The problem may seem too deep to solve, but there is a possible solution that works very well: engaging with the local communities living in the zebra habitat zones and getting them involved in conservation efforts. The reason behind the increasing human settlements in these areas is because the communities had very few incentives or reasons to preserve the wildlife in their areas, as it did not give them any financial benefits; however, sensitizing the communities and ensuring they gain benefits from the animals will encourage them to conserve it.

  1. Climate change

The many effects of global warming are taking their toll all over the world, and even though most of it is due to various human activities, both humans and wildlife are experiencing negative changes. Thanks to rising temperatures, many habitats housing different animals are going through disruptions, and ecosystems are under destruction.

In particular, the savanna habitats the zebras and their predators live in is under major risks of drought, since these areas receive less annual rainfall. The changes in rainfall patterns as well as overgrazing have changed the habitats that the zebra lives in, causing its population to go through significant declines when attempting to compete with other animals for water and food.

  1. Hunting

While different zebras will face different threats, the threat of hunting particularly affects two types of zebra: the mountain zebra and the plains zebra. Plains zebra have the widest distribution as they live throughout Eastern and Southern Africa, while the mountain zebras are found in Southern Africa. The third type of zebra, the Grevy’s zebra, is only found in the East Africa and does not face hunting threats due to its low numbers.

Since mountain zebras live in tougher conditions and they do not have horns, they do not experience much of ‘trophy hunting’ in the same way the plains zebra does. Rather than horns, the quality of their hide is what makes them attractive targets, because many hunters and markets desire zebra rugs and other items that showcase their unusual skins.
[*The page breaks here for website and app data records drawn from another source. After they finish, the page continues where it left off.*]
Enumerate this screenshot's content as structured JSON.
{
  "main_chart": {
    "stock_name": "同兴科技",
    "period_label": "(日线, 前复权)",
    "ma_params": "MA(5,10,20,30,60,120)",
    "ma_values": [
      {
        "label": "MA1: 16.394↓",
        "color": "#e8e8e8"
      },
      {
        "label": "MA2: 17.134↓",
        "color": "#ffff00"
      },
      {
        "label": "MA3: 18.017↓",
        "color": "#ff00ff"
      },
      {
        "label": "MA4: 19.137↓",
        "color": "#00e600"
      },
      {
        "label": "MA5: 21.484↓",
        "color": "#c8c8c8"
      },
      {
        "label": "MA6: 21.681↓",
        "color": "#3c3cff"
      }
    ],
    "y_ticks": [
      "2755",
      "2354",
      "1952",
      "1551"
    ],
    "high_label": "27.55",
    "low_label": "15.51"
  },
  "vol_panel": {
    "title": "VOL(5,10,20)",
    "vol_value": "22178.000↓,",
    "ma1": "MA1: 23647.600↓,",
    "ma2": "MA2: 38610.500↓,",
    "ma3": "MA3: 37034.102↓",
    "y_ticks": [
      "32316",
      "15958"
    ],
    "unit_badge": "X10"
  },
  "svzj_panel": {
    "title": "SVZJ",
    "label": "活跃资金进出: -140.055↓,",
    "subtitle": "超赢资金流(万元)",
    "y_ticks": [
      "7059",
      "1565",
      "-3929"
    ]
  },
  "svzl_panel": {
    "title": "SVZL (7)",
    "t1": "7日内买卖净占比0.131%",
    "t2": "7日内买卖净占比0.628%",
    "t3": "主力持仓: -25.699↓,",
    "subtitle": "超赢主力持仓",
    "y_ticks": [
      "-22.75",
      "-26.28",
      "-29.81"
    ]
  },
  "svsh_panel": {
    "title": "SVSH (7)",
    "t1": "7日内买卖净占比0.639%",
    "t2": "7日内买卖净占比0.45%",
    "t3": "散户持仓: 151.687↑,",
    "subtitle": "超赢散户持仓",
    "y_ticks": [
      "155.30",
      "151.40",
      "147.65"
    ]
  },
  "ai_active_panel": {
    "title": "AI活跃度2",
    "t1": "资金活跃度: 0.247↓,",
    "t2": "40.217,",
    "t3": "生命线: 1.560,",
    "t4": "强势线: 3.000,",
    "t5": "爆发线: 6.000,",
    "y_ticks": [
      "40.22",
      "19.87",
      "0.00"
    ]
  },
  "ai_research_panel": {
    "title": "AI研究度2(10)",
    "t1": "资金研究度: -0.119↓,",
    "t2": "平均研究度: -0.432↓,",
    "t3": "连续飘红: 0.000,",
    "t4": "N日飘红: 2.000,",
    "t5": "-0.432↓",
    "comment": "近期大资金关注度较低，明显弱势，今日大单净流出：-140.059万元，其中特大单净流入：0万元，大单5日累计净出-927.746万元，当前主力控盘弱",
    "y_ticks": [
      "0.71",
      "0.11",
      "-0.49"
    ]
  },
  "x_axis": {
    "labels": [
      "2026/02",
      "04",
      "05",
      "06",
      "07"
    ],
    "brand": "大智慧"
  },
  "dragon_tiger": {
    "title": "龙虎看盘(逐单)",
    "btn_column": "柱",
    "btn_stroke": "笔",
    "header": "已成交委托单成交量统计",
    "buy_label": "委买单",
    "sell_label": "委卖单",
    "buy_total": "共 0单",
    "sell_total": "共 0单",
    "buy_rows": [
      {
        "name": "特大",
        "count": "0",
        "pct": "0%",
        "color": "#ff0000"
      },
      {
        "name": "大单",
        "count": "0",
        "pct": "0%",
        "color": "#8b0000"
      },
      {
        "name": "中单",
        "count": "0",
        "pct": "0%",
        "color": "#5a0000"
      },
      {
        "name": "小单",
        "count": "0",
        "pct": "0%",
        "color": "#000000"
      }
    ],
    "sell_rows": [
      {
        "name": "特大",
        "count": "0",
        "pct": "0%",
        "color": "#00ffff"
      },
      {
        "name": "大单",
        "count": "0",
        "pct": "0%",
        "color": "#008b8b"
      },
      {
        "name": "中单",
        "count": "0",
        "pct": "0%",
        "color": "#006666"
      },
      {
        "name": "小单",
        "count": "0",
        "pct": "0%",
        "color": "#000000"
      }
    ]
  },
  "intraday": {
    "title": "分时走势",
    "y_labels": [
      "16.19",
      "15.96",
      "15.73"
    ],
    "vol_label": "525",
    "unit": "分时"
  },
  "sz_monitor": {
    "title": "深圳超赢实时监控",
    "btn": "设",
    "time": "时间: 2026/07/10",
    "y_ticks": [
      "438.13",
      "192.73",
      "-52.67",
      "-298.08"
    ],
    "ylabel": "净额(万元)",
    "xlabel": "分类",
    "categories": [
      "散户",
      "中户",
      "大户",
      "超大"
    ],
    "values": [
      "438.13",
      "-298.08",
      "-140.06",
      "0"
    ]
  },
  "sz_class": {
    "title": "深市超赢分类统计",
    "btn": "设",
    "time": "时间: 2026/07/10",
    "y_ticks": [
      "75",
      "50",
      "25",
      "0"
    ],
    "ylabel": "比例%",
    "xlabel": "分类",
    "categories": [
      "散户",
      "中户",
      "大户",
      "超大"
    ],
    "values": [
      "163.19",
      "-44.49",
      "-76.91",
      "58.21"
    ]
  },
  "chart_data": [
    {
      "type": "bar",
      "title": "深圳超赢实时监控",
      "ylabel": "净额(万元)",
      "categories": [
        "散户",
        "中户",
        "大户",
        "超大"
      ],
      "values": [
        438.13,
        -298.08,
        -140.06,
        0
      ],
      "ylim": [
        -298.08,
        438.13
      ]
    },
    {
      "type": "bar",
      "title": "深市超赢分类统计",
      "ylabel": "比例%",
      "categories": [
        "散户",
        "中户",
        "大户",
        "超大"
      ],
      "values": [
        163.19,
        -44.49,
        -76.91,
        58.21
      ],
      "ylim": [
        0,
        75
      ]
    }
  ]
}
Since hunting is legal in many countries, this has led to the increase of hunting lodges that offer hunting packages that include tools, transportation, permits, licenses, and accommodation fees. They make major profits trading in zebra skins and body parts, and encourage the hunting of these animals for their skins and meat.
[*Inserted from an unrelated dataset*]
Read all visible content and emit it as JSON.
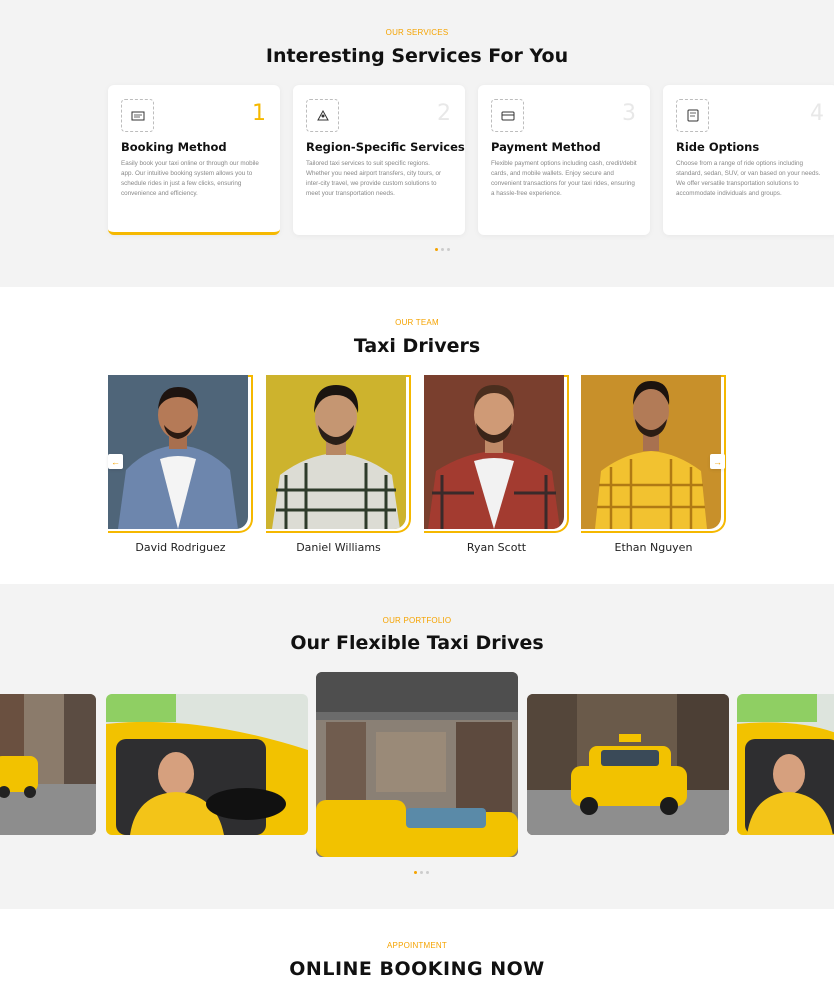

To reduce the problem, there should be legislation and strict implementation of laws regarding hunting lodges and making them less accessible. Additionally, the increase in setting aside land spaces specifically to create zebra conservancies and engaging local communities is important. 

Significant human threats to different zebra species

Zebra species
Human threats
Plains zebras
Overhunting and habitat losses. Otherwise, there are no major threats to their survival in a habitat because of their resilience. In specific terms, the northern half of the continent has more concerns about poaching and the southern half has more habitat loss problems.
Mountain zebra
While they experienced poachingfor their skins as a major threat, their present threat is farming activities and livestock production because this prevents their access to water and food.
Grevy’s zebra
These are mainly degradation that is caused by overgrazing and habitat loss. Other threats include diseases, hunting, competition for resources, and reduction of available water sources. The number of threats they face makes them the most endangered zebra species.

Conclusion

Zebras are smart animals that have learnt to survive in their habitats, but that does not make them immune to danger from predators and humans alike. While they may not have as many enemies among animals, humans pose a greater threat to their survival.

FAQs

What are the weight differences among zebra species?

The largest of the three is the Grevy’s zebra, weighing up to 1,000 pounds. The plains zebra is the smallest, weighing up to 850 pounds, and the mountain zebra is slightly heavier at a maximum of 950 pounds.

What is the major predator of a zebra?

African lions are the most common zebra predator, while leopards also occasionally kill and eat zebras despite their primary preferences for impalas and antelopes.